Over the years, cast members (and more than a few guests) have mistakenly believed that “Master Gracey” was the master of the Disney Haunted House attraction—thanks to a tombstone in the graveyard written by X Atencio, Imagineer and show writer for the attraction, that declares: “Master Gracey, laid to rest, no mourning please, at his request.” (pictured above)
Its been said that the aging “Dorian Grey” style portrait is a representation of “Master Gracey” or that the hanging man in the stretching gallery is the “master.” None of those assumptions were intended by the original Imagineers, but these legends are so in trenched in Disney lore that Cast Members are known to place a rose on Master Gracey's tomb from time to time. Even the craprrific live-action movie staring Eddie Murphey, and based on the Disney attraction, tried to make the lore officially part of the story. (If you haven't seen this movie, don't).
In truth, X Atencio was using the turn of the century, term “master” (as in a boy too young to be called “mister”) to offer a tribute to His fellow Imagineer, the boyish Yale Gracey.
Gracey was called an “Illusioner” in the days before the term “Imagineer” was coined. But for those who worked with him, Yale’s love of magic and the creation of unusual effects made him a modern Merlin the magician. His work can be seen through out the many classic Disney attractions.
Of course, his most famous work comes from when he was teamed up with Rolly Crump to assist Ken Anderson and later X Atencio, Marc Davis and Claude Coats with telling the story of a haunted New Orleans mansion.

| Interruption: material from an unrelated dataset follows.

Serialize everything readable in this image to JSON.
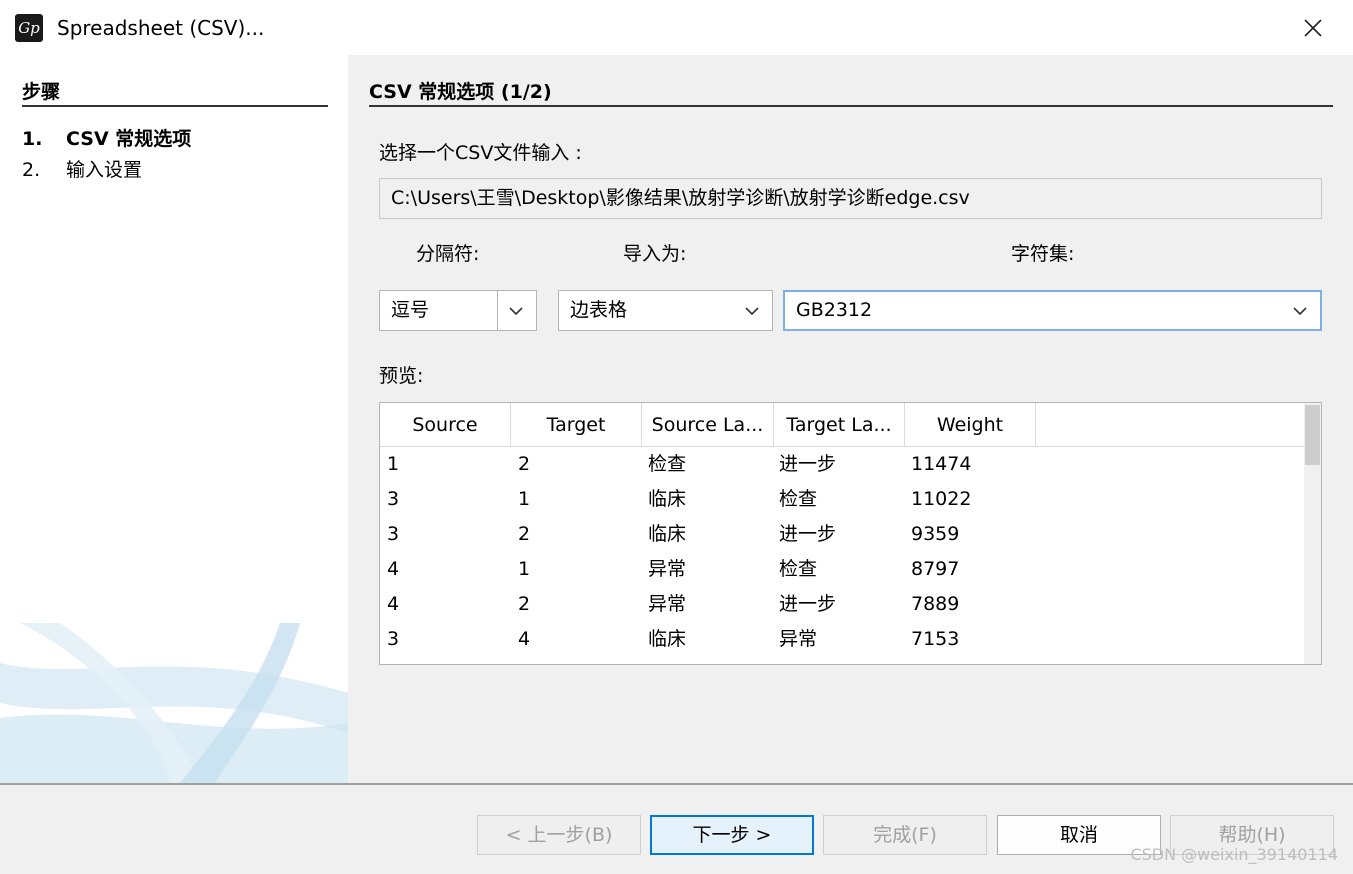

Unfortunately, many of the most fantastic (and never re-created) effects that Gracey and Crump developed were never used in the attraction when it was changed from a walk-through event (with more time for guests to see an effect evolve) to a moving vehicle, which meant the animation had to be short cycled because it could not be determined whether a guest would see the beginning, middle or end of the cycle of action.
Imagineer Bob Gurr, who was instrumental in the design of the omnimover system which eventually carried guests through the Haunted Mansion, recalls working with Gracey in an interview with "The E Ticket" magazine: "Yale was always at the studio. He'd literally sit in his room and fiddle with stuff, and occasionally invent something. Walt was totally happy with that... Yale was good at figuring out physical gags. Then somebody working on a project would find a way to weave Yale's gag into their show story. He would often have things on the shelf that we could use later."